Player development should always be at the forefront of coaching priorities. In many cases, it is helpful to use data to drive the process and shape the environment for your athletes. In the 2019/20 Curry College hockey season, we created a station-based practice with the intention to practice “game-like” shooting. The results were surprising and revealed new questions and lots to consider.
4 Stations / 6 players per station. 8-10 minutes per station
Station #1: Low to high one-timer with pass coming from the corner to the weak side/back door dot while moving.
Station #2: Catch and shoot on forehand or backhand catch with quick transfer to forehand to shoot in one motion with feet moving.
Station #3: Catch and change angle around a barrier. Forehand and backhand catches.
Station #4: One-timer from pass across mid-line/royal road on a rush.
With a coach in the press box, we tracked one player to see how many shots he took in the 40 minutes of station-based shooting drills.
At the conclusion of the practice, I was surprised to learn that the player only attempted 27 shots. I didn’t believe it. Fortunately, we also videoed the player, so I reviewed the film and to my disbelief, it was true, he only attempted 27 shots in a 40 minute shooting practice! Before revealing the results to the players, I asked them to guess how many shots they took in the practice. The answers varied from at least 75 shots. This was really interesting that the perception of the coaches and players on the ice was that there were at least triple the amount of shots being taken.
The drills were not designed for maximum quantity. They were designed for game-like conditions, which increased the amount of time it took to complete each repetition. With this in mind, I was comfortable giving up the quantity of shots attempted for the quality of each repetition.

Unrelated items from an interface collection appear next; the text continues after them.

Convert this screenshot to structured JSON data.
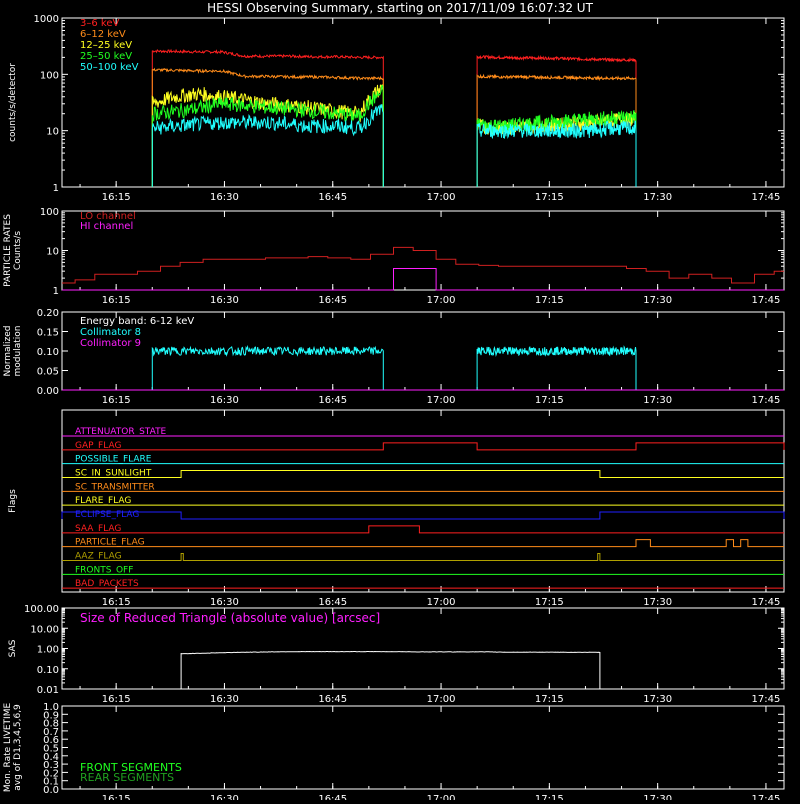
{
  "title": "HESSI Observing Summary, starting on 2017/11/09 16:07:32 UT",
  "time_labels": [
    "16:15",
    "16:30",
    "16:45",
    "17:00",
    "17:15",
    "17:30",
    "17:45"
  ],
  "time_values": [
    7.5,
    22.5,
    37.5,
    52.5,
    67.5,
    82.5,
    97.5
  ],
  "x_range_min": [
    0,
    100
  ],
  "colors": {
    "red": "#ff2020",
    "orange": "#ff8c1a",
    "yellow": "#ffff20",
    "green": "#20ff20",
    "cyan": "#20ffff",
    "magenta": "#ff20ff",
    "blue": "#2020ff",
    "darkred": "#d02020",
    "olive": "#b0a000",
    "sas": "#ffffff",
    "live_front": "#20ff20",
    "live_rear": "#20a020"
  },
  "chart_data": [
    {
      "id": "count-rates",
      "type": "line",
      "ylabel": "counts/s/detector",
      "scale": "log",
      "ylim": [
        1,
        1000
      ],
      "yticks": [
        {
          "v": 1,
          "t": "1"
        },
        {
          "v": 10,
          "t": "10"
        },
        {
          "v": 100,
          "t": "100"
        },
        {
          "v": 1000,
          "t": "1000"
        }
      ],
      "legend": [
        "3–6 keV",
        "6–12 keV",
        "12–25 keV",
        "25–50 keV",
        "50–100 keV"
      ],
      "series": [
        {
          "name": "3–6 keV",
          "color": "red",
          "segments": [
            {
              "t0": 12.5,
              "t1": 44.5,
              "values": [
                260,
                255,
                250,
                250,
                210,
                210,
                210,
                205,
                205,
                200,
                200
              ]
            },
            {
              "t0": 57.5,
              "t1": 79.5,
              "values": [
                205,
                200,
                195,
                195,
                190,
                185,
                180,
                180
              ]
            }
          ]
        },
        {
          "name": "6–12 keV",
          "color": "orange",
          "segments": [
            {
              "t0": 12.5,
              "t1": 44.5,
              "values": [
                120,
                118,
                115,
                115,
                92,
                92,
                90,
                90,
                88,
                85,
                85
              ]
            },
            {
              "t0": 57.5,
              "t1": 79.5,
              "values": [
                92,
                90,
                90,
                88,
                88,
                86,
                85,
                85
              ]
            }
          ]
        },
        {
          "name": "12–25 keV",
          "color": "yellow",
          "segments": [
            {
              "t0": 12.5,
              "t1": 44.5,
              "values": [
                30,
                40,
                45,
                40,
                35,
                30,
                28,
                25,
                22,
                20,
                60
              ]
            },
            {
              "t0": 57.5,
              "t1": 79.5,
              "values": [
                12,
                11,
                12,
                12,
                13,
                14,
                15,
                16
              ]
            }
          ]
        },
        {
          "name": "25–50 keV",
          "color": "green",
          "segments": [
            {
              "t0": 12.5,
              "t1": 44.5,
              "values": [
                20,
                22,
                25,
                30,
                28,
                26,
                24,
                22,
                20,
                18,
                50
              ]
            },
            {
              "t0": 57.5,
              "t1": 79.5,
              "values": [
                13,
                12,
                13,
                14,
                15,
                16,
                17,
                18
              ]
            }
          ]
        },
        {
          "name": "50–100 keV",
          "color": "cyan",
          "segments": [
            {
              "t0": 12.5,
              "t1": 44.5,
              "values": [
                11,
                12,
                13,
                14,
                14,
                14,
                13,
                12,
                12,
                11,
                25
              ]
            },
            {
              "t0": 57.5,
              "t1": 79.5,
              "values": [
                10,
                10,
                10,
                10,
                10,
                10,
                11,
                11
              ]
            }
          ]
        }
      ]
    },
    {
      "id": "particle-rates",
      "type": "line",
      "ylabel": "PARTICLE RATES Counts/s",
      "scale": "log",
      "ylim": [
        1,
        100
      ],
      "yticks": [
        {
          "v": 1,
          "t": "1"
        },
        {
          "v": 10,
          "t": "10"
        },
        {
          "v": 100,
          "t": "100"
        }
      ],
      "legend": [
        "LO channel",
        "HI channel"
      ],
      "series": [
        {
          "name": "LO channel",
          "color": "darkred",
          "segments": [
            {
              "t0": 0,
              "t1": 100,
              "values": [
                1.5,
                1.8,
                2.5,
                2.5,
                3,
                4,
                5,
                6,
                6,
                6,
                6.5,
                6.5,
                7,
                6.5,
                6,
                8,
                12,
                10,
                6,
                4.5,
                4.2,
                4,
                4,
                4,
                4,
                4,
                4,
                3.5,
                3,
                2,
                2.5,
                2,
                1.5,
                2.5,
                3
              ]
            }
          ]
        },
        {
          "name": "HI channel",
          "color": "magenta",
          "segments": [
            {
              "t0": 0,
              "t1": 100,
              "values": [
                1,
                1,
                1,
                1,
                1,
                1,
                1,
                1,
                1,
                1,
                1,
                1,
                1,
                1,
                1,
                1,
                3.5,
                3.5,
                1,
                1,
                1,
                1,
                1,
                1,
                1,
                1,
                1,
                1,
                1,
                1,
                1,
                1,
                1,
                1,
                1
              ]
            }
          ]
        }
      ]
    },
    {
      "id": "modulation",
      "type": "line",
      "ylabel": "Normalized modulation",
      "scale": "linear",
      "ylim": [
        0,
        0.2
      ],
      "yticks": [
        {
          "v": 0,
          "t": "0.00"
        },
        {
          "v": 0.05,
          "t": "0.05"
        },
        {
          "v": 0.1,
          "t": "0.10"
        },
        {
          "v": 0.15,
          "t": "0.15"
        },
        {
          "v": 0.2,
          "t": "0.20"
        }
      ],
      "legend": [
        "Energy band: 6-12 keV",
        "Collimator 8",
        "Collimator 9"
      ],
      "series": [
        {
          "name": "Collimator 8",
          "color": "cyan",
          "segments": [
            {
              "t0": 12.5,
              "t1": 44.5,
              "values": [
                0.1,
                0.1,
                0.1,
                0.1,
                0.1,
                0.1,
                0.1,
                0.1,
                0.1,
                0.1,
                0.1
              ]
            },
            {
              "t0": 57.5,
              "t1": 79.5,
              "values": [
                0.1,
                0.1,
                0.1,
                0.1,
                0.1,
                0.1,
                0.1,
                0.1
              ]
            }
          ]
        },
        {
          "name": "Collimator 9",
          "color": "magenta",
          "segments": [
            {
              "t0": 0,
              "t1": 100,
              "values": [
                0,
                0
              ]
            }
          ]
        }
      ]
    },
    {
      "id": "flags",
      "type": "line",
      "ylabel": "Flags",
      "flags": [
        {
          "name": "ATTENUATOR_STATE",
          "color": "magenta",
          "on": []
        },
        {
          "name": "GAP_FLAG",
          "color": "red",
          "on": [
            [
              44.5,
              57.5
            ],
            [
              79.5,
              100
            ]
          ]
        },
        {
          "name": "POSSIBLE_FLARE",
          "color": "cyan",
          "on": []
        },
        {
          "name": "SC_IN_SUNLIGHT",
          "color": "yellow",
          "on": [
            [
              16.5,
              74.5
            ]
          ]
        },
        {
          "name": "SC_TRANSMITTER",
          "color": "orange",
          "on": []
        },
        {
          "name": "FLARE_FLAG",
          "color": "yellow",
          "on": []
        },
        {
          "name": "ECLIPSE_FLAG",
          "color": "blue",
          "on": [
            [
              0,
              16.5
            ],
            [
              74.5,
              100
            ]
          ]
        },
        {
          "name": "SAA_FLAG",
          "color": "red",
          "on": [
            [
              42.5,
              49.5
            ]
          ]
        },
        {
          "name": "PARTICLE_FLAG",
          "color": "orange",
          "on": [
            [
              79.5,
              81.5
            ],
            [
              92,
              93
            ],
            [
              94,
              95
            ]
          ]
        },
        {
          "name": "AAZ_FLAG",
          "color": "olive",
          "on": [
            [
              16.5,
              16.8
            ],
            [
              74.2,
              74.5
            ]
          ]
        },
        {
          "name": "FRONTS_OFF",
          "color": "green",
          "on": []
        },
        {
          "name": "BAD_PACKETS",
          "color": "red",
          "on": []
        }
      ]
    },
    {
      "id": "sas",
      "type": "line",
      "ylabel": "SAS",
      "scale": "log",
      "ylim": [
        0.01,
        100
      ],
      "yticks": [
        {
          "v": 0.01,
          "t": "0.01"
        },
        {
          "v": 0.1,
          "t": "0.10"
        },
        {
          "v": 1,
          "t": "1.00"
        },
        {
          "v": 10,
          "t": "10.00"
        },
        {
          "v": 100,
          "t": "100.00"
        }
      ],
      "legend": [
        "Size of Reduced Triangle (absolute value) [arcsec]"
      ],
      "series": [
        {
          "name": "Size of Reduced Triangle (absolute value) [arcsec]",
          "color": "sas",
          "segments": [
            {
              "t0": 16.5,
              "t1": 74.5,
              "values": [
                0.55,
                0.6,
                0.65,
                0.68,
                0.7,
                0.7,
                0.7,
                0.7,
                0.68,
                0.68,
                0.68,
                0.66,
                0.66,
                0.65,
                0.65
              ]
            }
          ]
        }
      ]
    },
    {
      "id": "livetime",
      "type": "line",
      "ylabel": "Mon. Rate LIVETIME avg of D1,3,4,5,6,9",
      "scale": "linear",
      "ylim": [
        0,
        1
      ],
      "yticks": [
        {
          "v": 0,
          "t": "0.0"
        },
        {
          "v": 0.1,
          "t": "0.1"
        },
        {
          "v": 0.2,
          "t": "0.2"
        },
        {
          "v": 0.3,
          "t": "0.3"
        },
        {
          "v": 0.4,
          "t": "0.4"
        },
        {
          "v": 0.5,
          "t": "0.5"
        },
        {
          "v": 0.6,
          "t": "0.6"
        },
        {
          "v": 0.7,
          "t": "0.7"
        },
        {
          "v": 0.8,
          "t": "0.8"
        },
        {
          "v": 0.9,
          "t": "0.9"
        },
        {
          "v": 1,
          "t": "1.0"
        }
      ],
      "legend": [
        "FRONT SEGMENTS",
        "REAR SEGMENTS"
      ],
      "series": []
    }
  ]
}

However, this data created a new question. How many shots do players take in a regular team practice? One where the primary focus is not on shooting.
The next practice we put our coach back in the press box and tracked the same player on the ice. The theme of this practice was transition; attacking/defending on the rush. Below is a description of each drill and in parenthesis I list how many shots the player attempted.
Drill #1: 3v3 Cross Ice (0 SAT)
Drill #2: Shooting/passing warm-up (6 SAT)
Drill #3: Quick attack 2v1/3v2 transition (4 SAT)
Drill #4: 2v1 with backchecker (1 SAT)
Drill #5: 2v2 rush full ice (1 SAT)
Drill #6: Neutral zone transition game, nets at top of circles (1 SAT)
The player had a total of 13 shot attempts in this practice.
If you want to practice shooting in isolation, it will need to be done outside of team practice. With our best of intentions to create a practice specifically designed for shooting, the players were only taking about 30 shots.
You don’t need fancy software or an analytics expert to use data to help drive your coaching decisions and player development approach. Some creativity, curiosity, and a volunteer might be all you need. In part 2, I will show how we used the same approach to make a positive impact on our goaltenders.